§ What is needed: Report each line of the data that contains the string "Google".

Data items
_ _ _

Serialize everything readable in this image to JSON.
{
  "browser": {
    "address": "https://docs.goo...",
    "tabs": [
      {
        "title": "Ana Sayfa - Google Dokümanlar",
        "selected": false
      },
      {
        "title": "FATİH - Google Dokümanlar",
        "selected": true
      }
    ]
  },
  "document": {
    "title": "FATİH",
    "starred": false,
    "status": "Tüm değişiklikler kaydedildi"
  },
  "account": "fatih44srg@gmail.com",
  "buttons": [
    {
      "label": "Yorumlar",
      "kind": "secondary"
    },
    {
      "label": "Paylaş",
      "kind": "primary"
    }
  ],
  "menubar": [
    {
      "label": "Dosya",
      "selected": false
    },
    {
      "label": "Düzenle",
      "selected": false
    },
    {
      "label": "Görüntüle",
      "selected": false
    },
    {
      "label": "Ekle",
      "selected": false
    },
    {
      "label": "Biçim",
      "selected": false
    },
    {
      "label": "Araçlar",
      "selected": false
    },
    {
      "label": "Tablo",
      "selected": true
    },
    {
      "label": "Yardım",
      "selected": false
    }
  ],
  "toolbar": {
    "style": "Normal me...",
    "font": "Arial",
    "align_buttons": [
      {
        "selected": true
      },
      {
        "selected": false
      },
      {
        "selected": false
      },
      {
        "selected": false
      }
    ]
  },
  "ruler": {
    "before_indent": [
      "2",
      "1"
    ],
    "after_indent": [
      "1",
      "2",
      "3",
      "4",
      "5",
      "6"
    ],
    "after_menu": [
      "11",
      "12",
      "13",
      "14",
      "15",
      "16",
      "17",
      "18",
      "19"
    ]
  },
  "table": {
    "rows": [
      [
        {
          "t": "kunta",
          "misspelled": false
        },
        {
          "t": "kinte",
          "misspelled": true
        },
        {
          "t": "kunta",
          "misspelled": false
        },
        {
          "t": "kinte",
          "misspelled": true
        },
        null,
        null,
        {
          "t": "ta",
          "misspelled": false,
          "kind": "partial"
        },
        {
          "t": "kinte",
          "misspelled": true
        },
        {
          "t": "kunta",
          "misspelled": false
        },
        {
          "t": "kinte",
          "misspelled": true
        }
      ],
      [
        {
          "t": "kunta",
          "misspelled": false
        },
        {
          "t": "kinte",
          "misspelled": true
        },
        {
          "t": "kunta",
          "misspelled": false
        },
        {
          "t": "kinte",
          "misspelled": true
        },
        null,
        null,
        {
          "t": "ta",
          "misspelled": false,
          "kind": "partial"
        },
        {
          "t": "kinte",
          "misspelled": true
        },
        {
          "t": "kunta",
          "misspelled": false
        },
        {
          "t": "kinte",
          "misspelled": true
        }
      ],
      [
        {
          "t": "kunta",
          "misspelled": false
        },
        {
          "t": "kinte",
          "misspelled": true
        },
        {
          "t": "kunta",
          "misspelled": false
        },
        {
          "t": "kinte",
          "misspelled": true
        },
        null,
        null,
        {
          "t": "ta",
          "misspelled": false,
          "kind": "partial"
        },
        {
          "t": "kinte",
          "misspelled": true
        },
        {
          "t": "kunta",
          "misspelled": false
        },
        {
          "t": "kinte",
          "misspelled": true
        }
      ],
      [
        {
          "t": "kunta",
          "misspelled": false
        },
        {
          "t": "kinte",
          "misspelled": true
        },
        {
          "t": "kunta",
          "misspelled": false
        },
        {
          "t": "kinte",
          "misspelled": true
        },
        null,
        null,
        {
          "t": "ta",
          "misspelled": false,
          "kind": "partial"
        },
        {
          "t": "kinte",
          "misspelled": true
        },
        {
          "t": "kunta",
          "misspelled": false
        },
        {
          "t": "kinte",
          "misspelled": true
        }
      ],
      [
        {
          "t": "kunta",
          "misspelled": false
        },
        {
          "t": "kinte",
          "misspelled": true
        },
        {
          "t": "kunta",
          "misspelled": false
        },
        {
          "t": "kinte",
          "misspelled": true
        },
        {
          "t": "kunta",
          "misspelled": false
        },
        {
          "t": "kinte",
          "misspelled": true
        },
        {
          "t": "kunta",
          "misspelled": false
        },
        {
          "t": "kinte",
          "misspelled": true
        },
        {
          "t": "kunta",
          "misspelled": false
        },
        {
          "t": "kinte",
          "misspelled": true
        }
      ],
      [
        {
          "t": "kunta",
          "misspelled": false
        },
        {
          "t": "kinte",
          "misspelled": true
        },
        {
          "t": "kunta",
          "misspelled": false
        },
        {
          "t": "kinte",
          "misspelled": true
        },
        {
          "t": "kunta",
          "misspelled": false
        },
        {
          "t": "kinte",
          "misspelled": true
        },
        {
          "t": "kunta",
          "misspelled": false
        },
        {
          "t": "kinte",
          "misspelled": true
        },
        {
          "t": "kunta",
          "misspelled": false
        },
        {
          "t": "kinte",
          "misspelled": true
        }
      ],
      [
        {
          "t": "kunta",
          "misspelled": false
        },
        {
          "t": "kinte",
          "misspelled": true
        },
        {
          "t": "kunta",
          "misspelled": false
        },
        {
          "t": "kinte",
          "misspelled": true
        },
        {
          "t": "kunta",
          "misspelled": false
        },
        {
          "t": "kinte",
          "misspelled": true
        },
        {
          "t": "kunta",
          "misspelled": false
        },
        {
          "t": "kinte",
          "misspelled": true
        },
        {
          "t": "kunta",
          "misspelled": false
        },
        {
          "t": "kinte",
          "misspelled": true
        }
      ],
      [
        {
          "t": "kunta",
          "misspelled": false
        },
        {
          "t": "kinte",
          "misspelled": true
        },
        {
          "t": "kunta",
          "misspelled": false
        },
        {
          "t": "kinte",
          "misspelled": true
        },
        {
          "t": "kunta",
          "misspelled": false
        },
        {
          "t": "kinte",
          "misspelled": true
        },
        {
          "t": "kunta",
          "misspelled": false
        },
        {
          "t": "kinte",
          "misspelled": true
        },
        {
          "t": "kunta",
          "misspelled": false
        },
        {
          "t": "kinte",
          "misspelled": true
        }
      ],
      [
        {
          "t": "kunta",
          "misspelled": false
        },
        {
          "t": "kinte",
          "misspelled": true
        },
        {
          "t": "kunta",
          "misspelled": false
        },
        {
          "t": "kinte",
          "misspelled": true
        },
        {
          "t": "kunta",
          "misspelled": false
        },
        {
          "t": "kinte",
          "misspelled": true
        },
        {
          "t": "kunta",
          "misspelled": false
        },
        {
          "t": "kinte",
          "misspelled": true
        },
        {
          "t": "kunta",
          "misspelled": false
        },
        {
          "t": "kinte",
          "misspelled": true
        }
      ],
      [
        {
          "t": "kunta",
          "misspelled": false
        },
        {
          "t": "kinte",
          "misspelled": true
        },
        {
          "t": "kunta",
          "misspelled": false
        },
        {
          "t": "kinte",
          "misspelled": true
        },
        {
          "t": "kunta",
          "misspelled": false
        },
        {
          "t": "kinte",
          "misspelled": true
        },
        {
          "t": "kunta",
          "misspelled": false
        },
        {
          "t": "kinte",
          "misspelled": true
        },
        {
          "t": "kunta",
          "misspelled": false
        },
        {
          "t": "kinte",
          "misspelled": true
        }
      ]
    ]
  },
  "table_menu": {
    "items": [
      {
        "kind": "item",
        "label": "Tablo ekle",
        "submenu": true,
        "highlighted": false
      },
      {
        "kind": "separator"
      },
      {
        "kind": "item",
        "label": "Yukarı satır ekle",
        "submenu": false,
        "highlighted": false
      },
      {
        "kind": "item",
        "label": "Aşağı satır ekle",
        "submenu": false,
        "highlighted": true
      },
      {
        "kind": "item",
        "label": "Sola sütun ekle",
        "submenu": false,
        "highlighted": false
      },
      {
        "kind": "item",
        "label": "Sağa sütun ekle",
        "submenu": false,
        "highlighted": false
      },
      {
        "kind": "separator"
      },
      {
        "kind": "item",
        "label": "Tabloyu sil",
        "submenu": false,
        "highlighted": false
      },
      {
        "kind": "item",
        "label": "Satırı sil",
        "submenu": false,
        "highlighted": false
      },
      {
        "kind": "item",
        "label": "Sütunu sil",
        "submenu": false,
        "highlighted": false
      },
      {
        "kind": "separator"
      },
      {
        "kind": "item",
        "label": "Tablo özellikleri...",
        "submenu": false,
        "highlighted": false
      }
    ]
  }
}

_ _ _

§ Solution:
        "title": "Ana Sayfa - Google Dokümanlar",
        "title": "FATİH - Google Dokümanlar",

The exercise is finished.